[183]Facciola. S. Cornucopia - A Source Book of Edible Plants.
Excellent. Contains a very wide range of conventional and unconventional food plants (including tropical) and where they can be obtained (mainly N. American nurseries but also research institutes and a lot of other nurseries from around the world.
[188]Brickell. C. The RHS Gardener's Encyclopedia of Plants and Flowers
Excellent range of photographs, some cultivation details but very little information on plant uses.
[195]Farrelly. D. The Book of Bamboo
Very readable, giving lots of information on the uses of bamboos, both temperate and tropical.
[200]Huxley. A. The New RHS Dictionary of Gardening. 1992.
Excellent and very comprehensive, though it contains a number of silly mistakes. Readable yet also very detailed.
[220]Stapleton. C. Bamboos of Nepal
An excelllent little booklet that looks in some detail at the native bamboos of Nepal, including looking at their uses.
[272]Manandhar. N. P. Plants and People of Nepal
Excellent book, covering over 1,500 species of useful plants from Nepal together with information on the geography and peoples of Nepal. Good descriptions of the plants with terse notes on their uses.

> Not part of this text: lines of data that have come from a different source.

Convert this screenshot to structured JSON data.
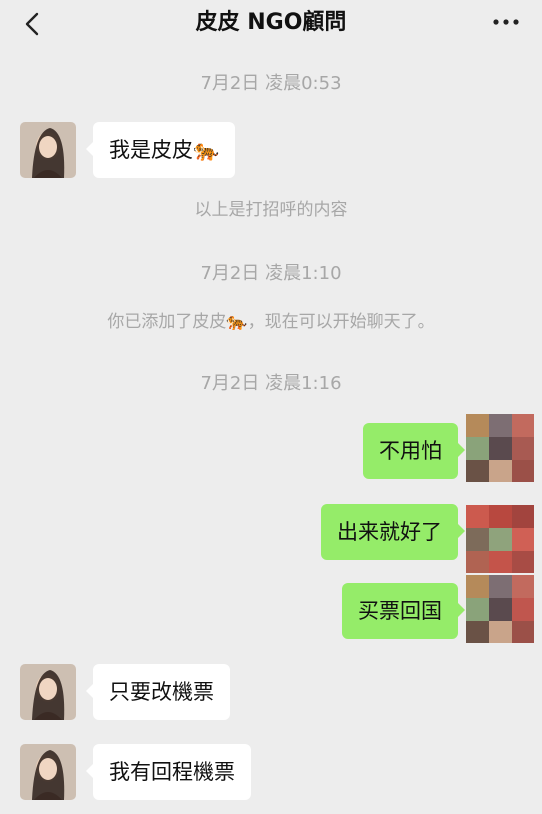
{
  "header": {
    "title": "皮皮 NGO顧問",
    "back_icon": "chevron-left-icon",
    "more_icon": "more-icon"
  },
  "timestamps": [
    "7月2日 凌晨0:53",
    "7月2日 凌晨1:10",
    "7月2日 凌晨1:16"
  ],
  "system": {
    "greeting_note": "以上是打招呼的内容",
    "added_note": "你已添加了皮皮🐅，现在可以开始聊天了。"
  },
  "messages": [
    {
      "side": "in",
      "text": "我是皮皮🐅"
    },
    {
      "side": "out",
      "text": "不用怕"
    },
    {
      "side": "out",
      "text": "出来就好了"
    },
    {
      "side": "out",
      "text": "买票回国"
    },
    {
      "side": "in",
      "text": "只要改機票"
    },
    {
      "side": "in",
      "text": "我有回程機票"
    }
  ],
  "colors": {
    "background": "#ededed",
    "incoming_bubble": "#ffffff",
    "outgoing_bubble": "#95ec69",
    "meta_text": "#a7a7a7"
  }
}
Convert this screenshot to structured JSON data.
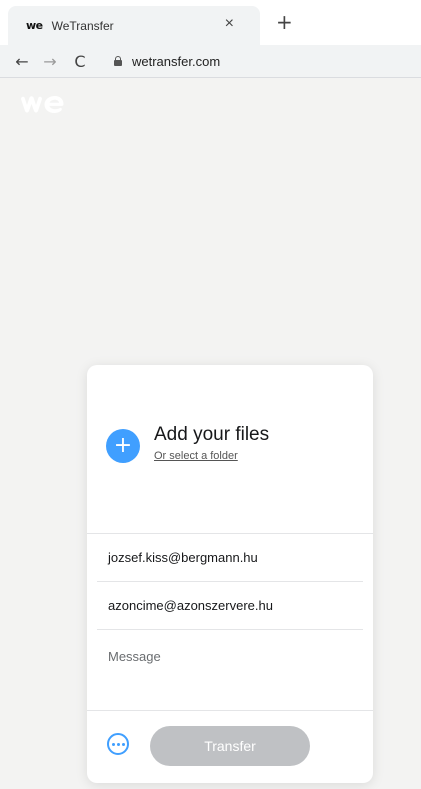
{
  "browser": {
    "tab": {
      "favicon": "we",
      "title": "WeTransfer",
      "close": "×"
    },
    "new_tab": "+",
    "nav": {
      "back": "←",
      "forward": "→",
      "reload": "C"
    },
    "url": "wetransfer.com"
  },
  "uploader": {
    "add_button": "+",
    "add_title": "Add your files",
    "select_folder": "Or select a folder",
    "email_to": "jozsef.kiss@bergmann.hu",
    "email_from": "azoncime@azonszervere.hu",
    "message_placeholder": "Message",
    "transfer_label": "Transfer"
  },
  "colors": {
    "accent": "#409fff",
    "page_bg": "#f3f3f2",
    "transfer_disabled": "#bfc1c4"
  },
  "icons": {
    "logo": "wetransfer-logo",
    "lock": "lock-icon",
    "more": "more-options-icon"
  }
}
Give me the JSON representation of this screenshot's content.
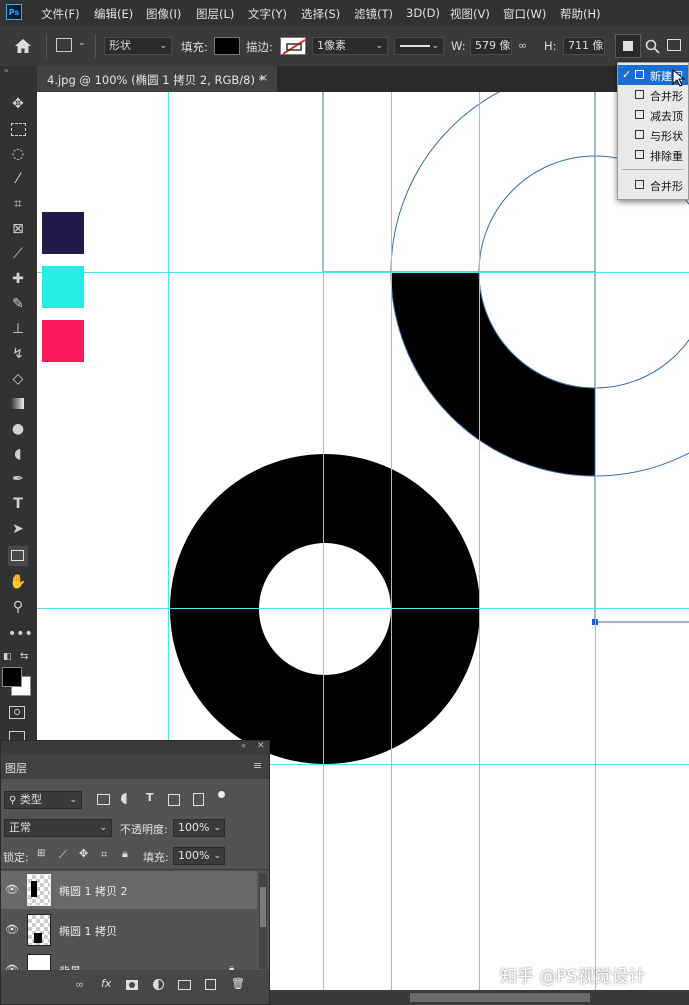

Readers comment                                         
QR Code

What's this?

This is a QR code (short for Quick Response) which gives fast-track access to our website pages. QR Codes are barcodes that can be read by mobile phone (smartphone) cameras. This QR Code is unique to this page. All plant pages have their own unique code. For more information about QR Codes click here.

1. Copy and print the QR code to a plant label, poster, book, website, magazines, newspaper etc and even t-shirts.
2. Smartphone users scan the QR Code which automatically takes them to the webpage the QR Code came from.
3. Smartphone users quickly have information on a plant directly for the pfaf.org website on their phone.
Rate This Plant                                         
Please rate this plants for how successful you have found it to be. You will need to be logged in to do this. Our intention is not to create a list of 'popular' plants but rather to highlight plants that may be rare and unusual and that have been found to be useful by website users. This hopefully will encourage more people to use plants that they possibly would not have considered before.
Add a comment/link                                         

If you have important information about this plant that may help other users please add a comment or link below. Only comments or links that are felt to be directly relevant to a plant will be included. If you think a comment/link or information contained on this page is inaccurate or misleading we would welcome your feedback at admin@pfaf.org. If you have questions about a plant please use the Forum on this website as we do not have the resources to answer questions ourselves.

* Please note: the comments by website users are not necessarily those held by PFAF and may give misleading or inaccurate information.

Subject : Bambusa multiplex  

Links To add a link to another website with useful info add the details here
Name of Site
URL of Site